[About this exercise]: Every line holding "错误日志" should be copied from the records below.

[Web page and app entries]
____

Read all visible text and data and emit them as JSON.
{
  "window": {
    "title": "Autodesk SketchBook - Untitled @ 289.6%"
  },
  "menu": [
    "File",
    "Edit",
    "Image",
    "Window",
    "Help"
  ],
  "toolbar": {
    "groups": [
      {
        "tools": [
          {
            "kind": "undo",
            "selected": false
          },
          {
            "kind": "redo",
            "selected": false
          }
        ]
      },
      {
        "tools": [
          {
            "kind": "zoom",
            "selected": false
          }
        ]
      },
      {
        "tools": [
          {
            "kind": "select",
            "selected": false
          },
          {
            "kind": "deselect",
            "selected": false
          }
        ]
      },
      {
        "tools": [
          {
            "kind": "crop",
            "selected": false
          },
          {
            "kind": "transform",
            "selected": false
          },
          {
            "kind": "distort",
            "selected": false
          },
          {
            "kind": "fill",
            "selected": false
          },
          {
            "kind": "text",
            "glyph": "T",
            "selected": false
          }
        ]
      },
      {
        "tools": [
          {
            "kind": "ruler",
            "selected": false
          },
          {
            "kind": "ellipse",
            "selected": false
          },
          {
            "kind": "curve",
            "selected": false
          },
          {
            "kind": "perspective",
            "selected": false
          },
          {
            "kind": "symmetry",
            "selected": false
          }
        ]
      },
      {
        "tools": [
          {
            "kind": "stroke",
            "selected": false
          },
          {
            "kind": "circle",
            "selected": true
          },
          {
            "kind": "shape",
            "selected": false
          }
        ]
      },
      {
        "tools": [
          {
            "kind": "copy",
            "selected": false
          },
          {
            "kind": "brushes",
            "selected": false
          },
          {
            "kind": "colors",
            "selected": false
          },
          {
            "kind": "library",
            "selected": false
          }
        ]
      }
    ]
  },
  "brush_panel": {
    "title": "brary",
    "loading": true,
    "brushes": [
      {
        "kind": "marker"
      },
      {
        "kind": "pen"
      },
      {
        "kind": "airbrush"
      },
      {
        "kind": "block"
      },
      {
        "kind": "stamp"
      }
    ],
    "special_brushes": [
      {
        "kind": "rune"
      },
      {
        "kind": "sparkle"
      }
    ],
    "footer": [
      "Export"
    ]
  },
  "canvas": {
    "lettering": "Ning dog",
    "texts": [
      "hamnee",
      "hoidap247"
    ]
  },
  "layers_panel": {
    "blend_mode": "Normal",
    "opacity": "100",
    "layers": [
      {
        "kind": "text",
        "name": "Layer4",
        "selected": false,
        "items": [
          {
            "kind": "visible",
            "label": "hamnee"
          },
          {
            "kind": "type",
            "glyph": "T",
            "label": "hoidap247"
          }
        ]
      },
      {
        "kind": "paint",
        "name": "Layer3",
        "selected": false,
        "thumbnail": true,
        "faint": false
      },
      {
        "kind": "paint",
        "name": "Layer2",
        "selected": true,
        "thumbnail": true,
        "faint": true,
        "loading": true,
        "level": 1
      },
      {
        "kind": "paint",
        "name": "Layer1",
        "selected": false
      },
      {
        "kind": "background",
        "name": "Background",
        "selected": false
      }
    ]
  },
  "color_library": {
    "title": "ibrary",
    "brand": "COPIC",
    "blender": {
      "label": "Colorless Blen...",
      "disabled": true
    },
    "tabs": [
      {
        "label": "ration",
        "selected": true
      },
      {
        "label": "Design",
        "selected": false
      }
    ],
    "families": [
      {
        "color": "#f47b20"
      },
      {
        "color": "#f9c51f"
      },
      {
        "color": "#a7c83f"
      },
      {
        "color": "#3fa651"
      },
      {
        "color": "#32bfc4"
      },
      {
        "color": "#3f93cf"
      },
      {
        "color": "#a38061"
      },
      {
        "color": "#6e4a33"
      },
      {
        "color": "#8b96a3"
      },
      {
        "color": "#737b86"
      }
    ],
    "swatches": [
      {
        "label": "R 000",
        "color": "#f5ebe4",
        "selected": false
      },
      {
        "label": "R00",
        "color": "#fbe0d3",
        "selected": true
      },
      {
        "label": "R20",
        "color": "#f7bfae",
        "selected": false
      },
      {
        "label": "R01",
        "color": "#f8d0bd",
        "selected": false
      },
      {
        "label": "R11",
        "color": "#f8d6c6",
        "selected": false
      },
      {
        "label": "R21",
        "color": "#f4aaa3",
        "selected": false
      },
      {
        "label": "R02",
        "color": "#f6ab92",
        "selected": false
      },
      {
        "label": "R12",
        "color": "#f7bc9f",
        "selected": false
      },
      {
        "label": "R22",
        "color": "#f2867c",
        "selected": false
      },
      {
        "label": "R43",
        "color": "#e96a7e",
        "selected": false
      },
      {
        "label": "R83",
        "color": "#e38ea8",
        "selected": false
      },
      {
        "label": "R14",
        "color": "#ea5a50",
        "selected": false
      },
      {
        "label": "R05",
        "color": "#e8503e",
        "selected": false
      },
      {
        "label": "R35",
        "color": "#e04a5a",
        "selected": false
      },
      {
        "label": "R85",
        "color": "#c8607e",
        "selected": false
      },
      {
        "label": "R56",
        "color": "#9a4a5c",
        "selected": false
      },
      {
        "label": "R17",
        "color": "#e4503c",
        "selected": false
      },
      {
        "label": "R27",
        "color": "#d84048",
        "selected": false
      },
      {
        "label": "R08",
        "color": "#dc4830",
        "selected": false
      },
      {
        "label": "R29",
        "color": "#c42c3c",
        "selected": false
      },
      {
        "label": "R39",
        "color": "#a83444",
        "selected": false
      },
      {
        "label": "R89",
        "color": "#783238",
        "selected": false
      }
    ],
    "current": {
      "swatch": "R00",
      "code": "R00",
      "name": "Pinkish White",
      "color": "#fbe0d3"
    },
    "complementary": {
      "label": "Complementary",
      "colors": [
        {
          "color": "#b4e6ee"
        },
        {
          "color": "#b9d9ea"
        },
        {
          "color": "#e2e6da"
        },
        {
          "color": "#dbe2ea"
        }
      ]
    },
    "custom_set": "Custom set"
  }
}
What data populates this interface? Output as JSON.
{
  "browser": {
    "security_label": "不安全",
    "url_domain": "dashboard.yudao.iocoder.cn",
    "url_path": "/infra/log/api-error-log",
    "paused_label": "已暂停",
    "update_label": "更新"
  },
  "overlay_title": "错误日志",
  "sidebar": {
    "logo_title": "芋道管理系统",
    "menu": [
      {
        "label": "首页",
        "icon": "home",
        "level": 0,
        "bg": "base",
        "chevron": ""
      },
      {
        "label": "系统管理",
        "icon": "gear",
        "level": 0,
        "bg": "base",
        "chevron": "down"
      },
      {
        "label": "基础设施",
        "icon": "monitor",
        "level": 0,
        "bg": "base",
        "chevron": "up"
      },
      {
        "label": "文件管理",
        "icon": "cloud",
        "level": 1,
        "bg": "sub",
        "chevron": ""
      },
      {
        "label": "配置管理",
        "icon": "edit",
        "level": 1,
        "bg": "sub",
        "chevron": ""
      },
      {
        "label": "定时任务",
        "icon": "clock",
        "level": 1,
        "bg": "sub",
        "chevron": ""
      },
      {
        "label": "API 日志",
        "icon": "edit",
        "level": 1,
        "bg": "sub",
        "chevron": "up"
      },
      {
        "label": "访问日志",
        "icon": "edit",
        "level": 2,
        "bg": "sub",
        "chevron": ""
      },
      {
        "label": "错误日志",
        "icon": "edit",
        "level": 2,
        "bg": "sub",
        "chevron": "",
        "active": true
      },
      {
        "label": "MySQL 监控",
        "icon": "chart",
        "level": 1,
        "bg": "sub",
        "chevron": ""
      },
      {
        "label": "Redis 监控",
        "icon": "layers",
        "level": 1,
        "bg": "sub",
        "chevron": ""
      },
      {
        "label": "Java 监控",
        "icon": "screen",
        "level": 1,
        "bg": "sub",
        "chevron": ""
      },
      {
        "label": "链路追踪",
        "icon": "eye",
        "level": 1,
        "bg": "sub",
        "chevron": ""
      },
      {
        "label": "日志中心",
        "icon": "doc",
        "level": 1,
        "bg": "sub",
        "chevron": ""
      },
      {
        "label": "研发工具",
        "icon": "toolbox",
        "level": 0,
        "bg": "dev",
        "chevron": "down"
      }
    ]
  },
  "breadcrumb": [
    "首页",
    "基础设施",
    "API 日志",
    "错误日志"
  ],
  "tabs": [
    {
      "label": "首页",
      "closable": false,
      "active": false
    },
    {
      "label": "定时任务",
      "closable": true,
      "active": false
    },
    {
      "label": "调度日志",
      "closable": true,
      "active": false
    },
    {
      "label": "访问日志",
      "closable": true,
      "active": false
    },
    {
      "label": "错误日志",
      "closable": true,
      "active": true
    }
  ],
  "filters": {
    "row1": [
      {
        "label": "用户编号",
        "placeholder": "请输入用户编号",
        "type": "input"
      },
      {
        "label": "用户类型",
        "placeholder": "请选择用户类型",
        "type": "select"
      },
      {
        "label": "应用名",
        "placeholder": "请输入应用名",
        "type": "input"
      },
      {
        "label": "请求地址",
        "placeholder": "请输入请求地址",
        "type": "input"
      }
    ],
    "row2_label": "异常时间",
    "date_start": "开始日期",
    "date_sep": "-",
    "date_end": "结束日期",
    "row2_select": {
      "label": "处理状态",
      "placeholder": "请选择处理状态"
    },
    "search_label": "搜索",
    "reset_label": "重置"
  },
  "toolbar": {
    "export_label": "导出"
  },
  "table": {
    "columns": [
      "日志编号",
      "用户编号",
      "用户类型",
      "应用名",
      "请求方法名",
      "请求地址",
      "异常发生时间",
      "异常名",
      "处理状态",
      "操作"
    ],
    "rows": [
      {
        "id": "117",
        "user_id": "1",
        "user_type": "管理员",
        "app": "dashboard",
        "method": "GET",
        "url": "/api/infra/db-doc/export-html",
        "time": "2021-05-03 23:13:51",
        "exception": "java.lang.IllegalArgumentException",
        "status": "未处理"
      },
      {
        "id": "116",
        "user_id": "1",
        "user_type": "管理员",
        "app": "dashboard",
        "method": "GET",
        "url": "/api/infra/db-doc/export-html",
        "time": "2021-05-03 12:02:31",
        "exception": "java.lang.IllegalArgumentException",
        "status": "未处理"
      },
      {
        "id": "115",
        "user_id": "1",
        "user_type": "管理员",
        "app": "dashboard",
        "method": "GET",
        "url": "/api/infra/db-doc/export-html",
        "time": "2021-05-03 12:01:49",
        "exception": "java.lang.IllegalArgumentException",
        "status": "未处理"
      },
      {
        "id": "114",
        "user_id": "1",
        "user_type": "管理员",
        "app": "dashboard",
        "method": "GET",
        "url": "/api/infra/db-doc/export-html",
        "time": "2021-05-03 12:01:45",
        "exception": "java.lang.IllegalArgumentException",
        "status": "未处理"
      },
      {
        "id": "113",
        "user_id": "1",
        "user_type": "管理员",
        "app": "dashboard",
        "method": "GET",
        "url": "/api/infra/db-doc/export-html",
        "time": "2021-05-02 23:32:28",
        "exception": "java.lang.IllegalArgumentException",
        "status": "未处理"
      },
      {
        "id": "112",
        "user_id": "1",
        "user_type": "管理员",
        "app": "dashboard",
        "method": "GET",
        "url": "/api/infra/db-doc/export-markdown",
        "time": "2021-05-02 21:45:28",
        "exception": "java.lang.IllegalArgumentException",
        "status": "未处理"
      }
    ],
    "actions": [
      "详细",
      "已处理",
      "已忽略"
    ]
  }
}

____

[Your response]:
  "overlay_title": "错误日志",
        "label": "错误日志",
    "错误日志"
      "label": "错误日志",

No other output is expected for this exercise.